If you intend to do more than just lie on a beach when you go on holiday, then the chances are that you and your family will probably take part in physical activity which, although you may not think of it as such, is classed as sporting activity by your insurer. Part of the pleasure of being on holiday is being able to do things spontaneously, but will your standard travel insurance necessarily cover you?
In this article about sports travel insurance we will look at:
- The sporting activities that are covered by standard travel insurance
- Why it is important to read your insurance documents
- The types of sports insurance available
- The range of cover provided by sports insurance
Standard travel insurance and the cover it provides for sporting activities
Your standard travel insurance policy will probably cover you for low risk activities such as camping or river fishing. Each insurer will have a different definition of what is classed as an extreme sport. You might be surprised to learn that some insurers will class horse riding or riding on an inflatable banana as extreme sports and consequently any injury incurred would not be covered by the standard policy. Specialist sports equipment, which is lost or stolen, is also unlikely to be covered by a standard travel insurance policy.
Always read your travel insurance documents
If you don’t read your insurance documents, you could be in for a nasty surprise if something goes wrong. Only 12% of British travellers read all their insurance documents. Many people assume that activities like swimming with dolphins and golfing are covered by standard travel insurance but in most cases they are not.
If you decide to do something spontaneous on holiday, double check your insurance policy and if necessary, call your insurer for clarification.
Sports travel insurance questions
While standard travel insurance can cover a wide range of low risk activities while you are on holiday, sports travel insurance provides cover for more adventurous or extreme types of sports. Apart from the cover it provides you with any incidents relating to your health while you partake in these types of activities, you are also covered for any damage, loss, or theft of your sports equipment.
There are certain activities and sports that insurance providers consider extreme, and therefore they do not provide cover for these through their standard travel insurance policies. Some of these activities are: bungee jumping, rock climbing, caving, rock climbing, scuba diving, skiing, snowboarding, and hand-gliding amongst others.

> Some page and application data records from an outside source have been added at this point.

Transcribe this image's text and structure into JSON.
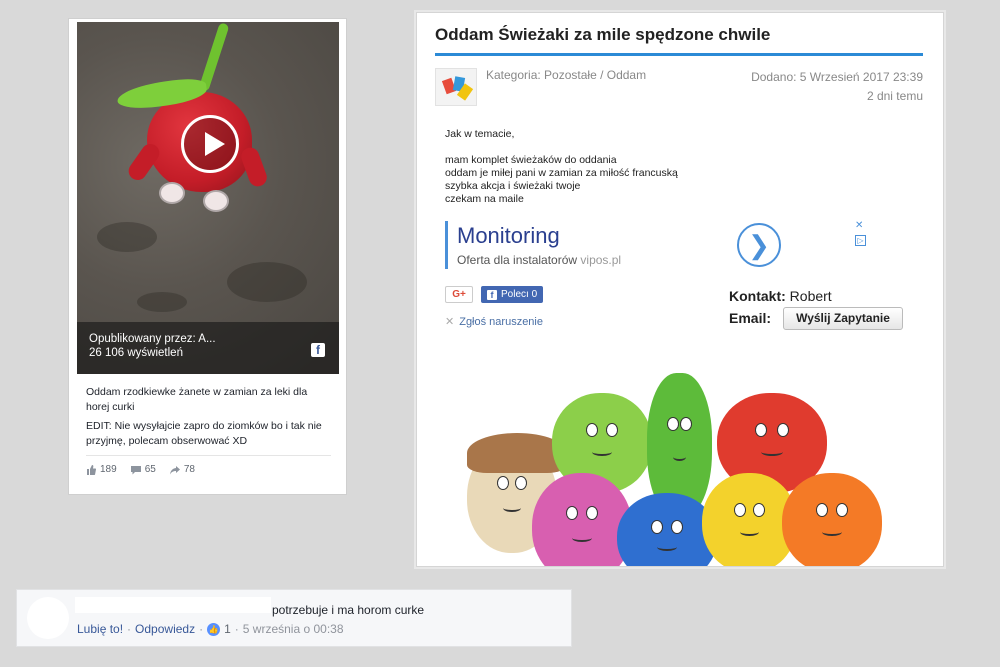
{
  "fb_post": {
    "overlay_published": "Opublikowany przez: A...",
    "overlay_views": "26 106 wyświetleń",
    "fb_icon": "f",
    "text_line1": "Oddam rzodkiewke żanete w zamian za leki dla horej curki",
    "text_line2": "EDIT: Nie wysyłajcie zapro do ziomków bo i tak nie przyjmę, polecam obserwować XD",
    "likes": "189",
    "comments": "65",
    "shares": "78"
  },
  "listing": {
    "title": "Oddam Świeżaki za mile spędzone chwile",
    "category": "Kategoria: Pozostałe / Oddam",
    "added": "Dodano: 5 Wrzesień 2017 23:39",
    "ago": "2 dni temu",
    "body": {
      "l1": "Jak w temacie,",
      "l2": "mam komplet świeżaków do oddania",
      "l3": "oddam je miłej pani w zamian za miłość francuską",
      "l4": "szybka akcja i świeżaki twoje",
      "l5": "czekam na maile"
    },
    "ad": {
      "title": "Monitoring",
      "subtitle": "Oferta dla instalatorów",
      "domain": "vipos.pl",
      "arrow": "❯",
      "close": "✕",
      "info": "▷"
    },
    "gplus_label": "G+",
    "fb_like_icon": "f",
    "fb_like_label": "Polecı 0",
    "report_icon": "✕",
    "report_label": "Zgłoś naruszenie",
    "contact_label": "Kontakt:",
    "contact_value": "Robert",
    "email_label": "Email:",
    "send_button": "Wyślij Zapytanie"
  },
  "comment": {
    "text": "potrzebuje i ma horom curke",
    "like": "Lubię to!",
    "reply": "Odpowiedz",
    "reaction_icon": "👍",
    "reaction_count": "1",
    "date": "5 września o 00:38"
  },
  "colors": {
    "accent_blue": "#2b8ad6",
    "fb_blue": "#4267b2",
    "link_blue": "#385898"
  }
}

When taking out sports travel insurance, it is crucial that you declare any preexisting medical conditions to your insurer. Failure to do so is very likely to lead to the rejection of any claims related to sports related injuries while you travel. Furthermore, with regard to keeping the costs down for your sports travel insurance policy, you should consider whether you need a single or annual policy, depending on how frequently you partake in sports while travelling.
What sort of sports insurance is best for you?
If you and your family are planning a sporting activity whilst on holiday, there may be a specific type of policy that is right for you. There are separate insurance packages that cover water sports, winter sports and extreme sports. These can be arranged as single trip packages or if you intend to make regular trips, as an annual package.
For extended trips, a backpacker’s travel insurance will cover you for more than sixty consecutive days and can be tailored to your sporting activities. Sports insurance can be purchased as individual cover or as family or group cover.
What is covered by sports insurance?
The details of your cover will depend on the type of sports insurance that you purchase. Most extreme sports, such as climbing, will be covered by a Winter Sports Insurance, which will cover you for rescue and medical costs, which in some cases could be as high as £90,000. It will also cover loss or damage to your equipment and several things which you may not have considered, such as piste closure, avalanche delay, loss of your ski pass and personal liability insurance should you accidentally injure someone else.